It is also possible to be too early at something. A company I worked with did text messaging YEARS ago — we’re talking like 8 years ago. It was way too early. People weren’t into it and it and the program bombed. But, times have changed. Now is a great time to get started if it’s something you’ve been considering.
SMS Marketing Limitations
1. It’s not as widely accepted as email marketing… yet
There are still a good number of consumers who want nothing to do with receiving text message marketing — myself included.
SMS messages are more in your face, which is likely why SMS marketing messages have an open rate of over 90% and are read within a few minutes of receiving them.
While marketing emails often remain in your in inbox where you can leave them if you don’t want to read them.
2. Don’t send unsolicited text messages
A lot of companies have gotten themselves into big trouble by sending unsolicited text messages. Penalties for these are hefty, ranging anywhere from $500-$1500 per incident… per incident meaning per text!
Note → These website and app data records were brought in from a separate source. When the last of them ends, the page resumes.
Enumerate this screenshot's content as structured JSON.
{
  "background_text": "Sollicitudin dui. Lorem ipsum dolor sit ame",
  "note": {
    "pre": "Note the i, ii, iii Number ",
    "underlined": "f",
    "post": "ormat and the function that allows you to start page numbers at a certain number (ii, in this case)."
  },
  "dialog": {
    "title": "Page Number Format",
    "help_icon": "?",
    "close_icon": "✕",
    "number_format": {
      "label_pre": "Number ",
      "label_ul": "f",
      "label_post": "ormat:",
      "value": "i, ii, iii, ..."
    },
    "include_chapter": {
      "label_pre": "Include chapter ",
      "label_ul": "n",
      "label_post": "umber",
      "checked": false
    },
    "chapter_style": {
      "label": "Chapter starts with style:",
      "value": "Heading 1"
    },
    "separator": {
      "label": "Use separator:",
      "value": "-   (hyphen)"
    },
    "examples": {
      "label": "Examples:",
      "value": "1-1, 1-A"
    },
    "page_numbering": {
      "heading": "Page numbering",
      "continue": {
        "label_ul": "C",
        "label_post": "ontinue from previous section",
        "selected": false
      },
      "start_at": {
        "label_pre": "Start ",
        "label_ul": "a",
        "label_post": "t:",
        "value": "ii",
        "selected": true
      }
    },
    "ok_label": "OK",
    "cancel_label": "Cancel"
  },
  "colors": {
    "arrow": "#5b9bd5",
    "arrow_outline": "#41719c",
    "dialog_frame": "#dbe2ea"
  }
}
This isn’t meant to scare you or dissuade you, rather urge you to do it the right way — make sure you are compliant. Do not be willy nilly about this shit.
A few other things to keep in mind
SMS messages are very personal. You’ve probably heard me say when someone subscribes to your email list they are inviting you into their inbox. Well, SMS is the same, only even more so. It’s important you treat that with respect and build a relationship with them through SMS the same way you would in email. For instance, make sure you have a welcome series onboarding them to your text list.
Unless you have a REALLY good deal to send them, you may want to exclude anyone who made a purchase in the last week or so. This is a good practice for email too. It always depends on your customer though. If you know that people shop really often with you, that might not be necessary.
Start researching and testing. Ultimately, you’ll have to test and see what works for your customer. Some people will tell you to send multiple texts per week, which might work for you, but you have to really understand your customer and what they want.